**Your objective**: Determine how many lines in the records below contain "earnings", then state that number alone.

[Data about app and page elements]

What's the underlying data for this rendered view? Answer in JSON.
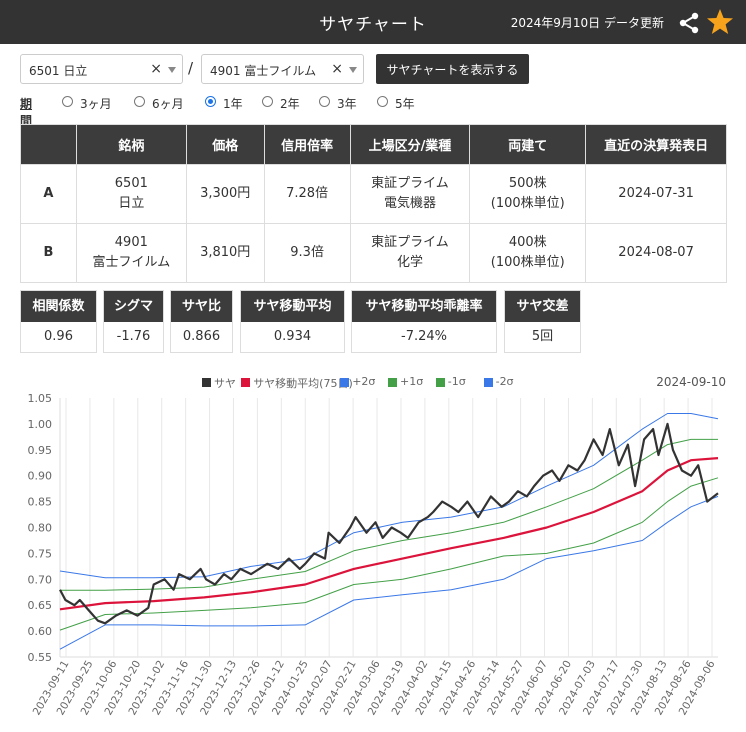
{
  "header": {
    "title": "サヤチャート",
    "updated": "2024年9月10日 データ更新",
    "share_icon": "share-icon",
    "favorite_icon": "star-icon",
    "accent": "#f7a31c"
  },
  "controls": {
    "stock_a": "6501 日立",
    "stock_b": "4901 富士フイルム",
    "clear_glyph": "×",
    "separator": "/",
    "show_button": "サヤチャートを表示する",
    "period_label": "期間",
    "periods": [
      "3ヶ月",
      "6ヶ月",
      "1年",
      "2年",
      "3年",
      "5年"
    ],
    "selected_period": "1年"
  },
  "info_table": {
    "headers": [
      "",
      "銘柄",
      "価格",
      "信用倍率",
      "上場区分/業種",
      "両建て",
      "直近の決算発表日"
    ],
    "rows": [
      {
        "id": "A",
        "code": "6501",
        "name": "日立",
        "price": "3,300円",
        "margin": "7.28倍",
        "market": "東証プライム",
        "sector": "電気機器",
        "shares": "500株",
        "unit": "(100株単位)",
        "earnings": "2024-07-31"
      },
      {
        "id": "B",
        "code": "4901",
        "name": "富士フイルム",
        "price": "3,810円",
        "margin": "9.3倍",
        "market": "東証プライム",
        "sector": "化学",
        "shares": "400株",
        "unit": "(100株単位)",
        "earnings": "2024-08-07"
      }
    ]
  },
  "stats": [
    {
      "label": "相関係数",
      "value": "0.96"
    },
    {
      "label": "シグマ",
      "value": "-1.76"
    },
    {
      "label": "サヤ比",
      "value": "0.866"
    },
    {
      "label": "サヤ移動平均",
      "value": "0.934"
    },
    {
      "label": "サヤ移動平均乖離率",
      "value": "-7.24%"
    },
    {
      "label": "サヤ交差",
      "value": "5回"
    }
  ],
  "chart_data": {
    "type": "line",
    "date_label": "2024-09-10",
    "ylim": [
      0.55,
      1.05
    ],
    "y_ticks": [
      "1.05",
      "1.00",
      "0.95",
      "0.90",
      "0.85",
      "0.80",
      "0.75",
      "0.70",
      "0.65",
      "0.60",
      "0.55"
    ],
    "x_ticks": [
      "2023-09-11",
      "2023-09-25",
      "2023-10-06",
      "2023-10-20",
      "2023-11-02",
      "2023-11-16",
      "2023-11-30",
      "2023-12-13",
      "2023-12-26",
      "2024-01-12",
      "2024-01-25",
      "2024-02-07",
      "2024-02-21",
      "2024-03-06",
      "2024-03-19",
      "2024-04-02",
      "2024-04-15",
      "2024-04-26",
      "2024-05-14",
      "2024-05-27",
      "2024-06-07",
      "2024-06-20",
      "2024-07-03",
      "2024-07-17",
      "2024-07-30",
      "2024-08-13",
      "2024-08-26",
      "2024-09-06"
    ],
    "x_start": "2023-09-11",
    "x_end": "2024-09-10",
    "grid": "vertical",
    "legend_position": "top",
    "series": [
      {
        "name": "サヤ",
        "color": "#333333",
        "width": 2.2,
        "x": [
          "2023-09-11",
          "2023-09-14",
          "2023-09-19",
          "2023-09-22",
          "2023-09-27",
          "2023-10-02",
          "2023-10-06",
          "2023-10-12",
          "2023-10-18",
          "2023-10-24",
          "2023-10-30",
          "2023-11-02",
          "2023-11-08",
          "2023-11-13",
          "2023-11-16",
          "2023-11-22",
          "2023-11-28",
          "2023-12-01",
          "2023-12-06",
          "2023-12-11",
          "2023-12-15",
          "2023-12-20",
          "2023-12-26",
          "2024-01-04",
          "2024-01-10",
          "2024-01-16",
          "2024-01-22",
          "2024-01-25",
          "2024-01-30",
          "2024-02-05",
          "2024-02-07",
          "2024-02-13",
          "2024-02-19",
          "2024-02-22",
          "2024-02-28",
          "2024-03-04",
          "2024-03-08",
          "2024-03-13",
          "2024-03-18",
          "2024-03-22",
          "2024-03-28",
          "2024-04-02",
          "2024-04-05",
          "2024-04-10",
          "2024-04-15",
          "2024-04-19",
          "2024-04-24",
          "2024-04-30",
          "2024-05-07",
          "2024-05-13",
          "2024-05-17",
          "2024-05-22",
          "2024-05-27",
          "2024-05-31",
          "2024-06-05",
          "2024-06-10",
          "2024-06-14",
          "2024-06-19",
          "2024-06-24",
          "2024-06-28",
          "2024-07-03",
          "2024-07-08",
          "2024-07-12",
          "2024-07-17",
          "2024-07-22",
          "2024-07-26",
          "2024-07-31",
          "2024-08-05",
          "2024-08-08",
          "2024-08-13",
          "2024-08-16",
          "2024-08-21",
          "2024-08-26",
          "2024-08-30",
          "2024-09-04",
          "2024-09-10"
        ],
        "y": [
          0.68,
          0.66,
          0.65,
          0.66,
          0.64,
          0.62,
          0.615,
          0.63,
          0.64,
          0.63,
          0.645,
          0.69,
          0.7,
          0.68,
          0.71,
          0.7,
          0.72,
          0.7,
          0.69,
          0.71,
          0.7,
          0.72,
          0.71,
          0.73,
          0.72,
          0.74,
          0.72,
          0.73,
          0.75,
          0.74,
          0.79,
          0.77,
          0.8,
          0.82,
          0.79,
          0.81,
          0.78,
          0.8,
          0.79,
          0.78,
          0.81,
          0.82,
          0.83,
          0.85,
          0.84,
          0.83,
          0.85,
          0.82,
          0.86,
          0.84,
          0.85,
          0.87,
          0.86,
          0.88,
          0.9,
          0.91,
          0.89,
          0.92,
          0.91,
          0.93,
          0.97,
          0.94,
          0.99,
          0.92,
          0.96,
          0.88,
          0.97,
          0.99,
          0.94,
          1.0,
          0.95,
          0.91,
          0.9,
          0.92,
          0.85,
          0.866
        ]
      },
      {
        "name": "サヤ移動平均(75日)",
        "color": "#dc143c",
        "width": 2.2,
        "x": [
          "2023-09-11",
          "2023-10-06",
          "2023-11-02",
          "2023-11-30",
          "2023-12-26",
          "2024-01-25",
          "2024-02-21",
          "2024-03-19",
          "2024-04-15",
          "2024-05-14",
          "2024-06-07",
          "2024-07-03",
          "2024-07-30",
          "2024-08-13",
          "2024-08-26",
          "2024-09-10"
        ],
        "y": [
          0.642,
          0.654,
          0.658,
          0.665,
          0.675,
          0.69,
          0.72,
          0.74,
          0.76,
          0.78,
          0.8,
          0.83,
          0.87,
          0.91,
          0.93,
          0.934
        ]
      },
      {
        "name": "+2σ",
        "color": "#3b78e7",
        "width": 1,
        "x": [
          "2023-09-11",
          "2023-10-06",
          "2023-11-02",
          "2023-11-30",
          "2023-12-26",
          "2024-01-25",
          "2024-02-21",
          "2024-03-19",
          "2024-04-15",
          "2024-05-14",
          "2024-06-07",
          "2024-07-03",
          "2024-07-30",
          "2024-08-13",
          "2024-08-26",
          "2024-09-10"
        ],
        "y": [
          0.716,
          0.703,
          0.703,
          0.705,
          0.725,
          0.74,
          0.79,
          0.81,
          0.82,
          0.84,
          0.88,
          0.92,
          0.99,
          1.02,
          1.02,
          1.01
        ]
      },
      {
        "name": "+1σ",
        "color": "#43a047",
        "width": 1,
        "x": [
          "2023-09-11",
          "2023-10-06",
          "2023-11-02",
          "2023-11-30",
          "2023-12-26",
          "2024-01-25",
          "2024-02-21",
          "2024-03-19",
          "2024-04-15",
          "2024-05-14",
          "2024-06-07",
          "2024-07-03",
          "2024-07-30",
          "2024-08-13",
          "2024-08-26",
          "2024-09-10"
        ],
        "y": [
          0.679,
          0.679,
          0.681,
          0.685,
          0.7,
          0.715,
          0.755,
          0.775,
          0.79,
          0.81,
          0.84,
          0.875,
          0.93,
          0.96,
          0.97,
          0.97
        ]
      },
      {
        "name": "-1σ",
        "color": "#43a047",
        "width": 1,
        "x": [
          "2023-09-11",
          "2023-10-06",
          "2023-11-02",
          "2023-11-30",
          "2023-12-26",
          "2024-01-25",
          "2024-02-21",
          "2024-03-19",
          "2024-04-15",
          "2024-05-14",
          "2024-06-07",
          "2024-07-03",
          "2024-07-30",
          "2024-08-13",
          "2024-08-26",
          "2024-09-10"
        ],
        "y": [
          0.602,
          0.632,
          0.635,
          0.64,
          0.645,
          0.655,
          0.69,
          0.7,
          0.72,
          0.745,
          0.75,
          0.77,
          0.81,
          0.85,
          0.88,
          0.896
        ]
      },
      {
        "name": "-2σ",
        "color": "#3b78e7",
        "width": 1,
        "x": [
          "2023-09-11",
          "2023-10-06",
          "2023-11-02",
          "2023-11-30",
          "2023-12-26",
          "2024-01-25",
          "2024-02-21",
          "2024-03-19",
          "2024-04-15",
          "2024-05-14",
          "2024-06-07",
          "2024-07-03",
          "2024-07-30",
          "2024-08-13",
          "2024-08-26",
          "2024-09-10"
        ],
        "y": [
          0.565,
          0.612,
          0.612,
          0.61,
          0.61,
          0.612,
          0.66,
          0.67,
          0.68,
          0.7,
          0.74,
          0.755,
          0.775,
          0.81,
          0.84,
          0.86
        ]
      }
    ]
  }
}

**Solved problem**: 2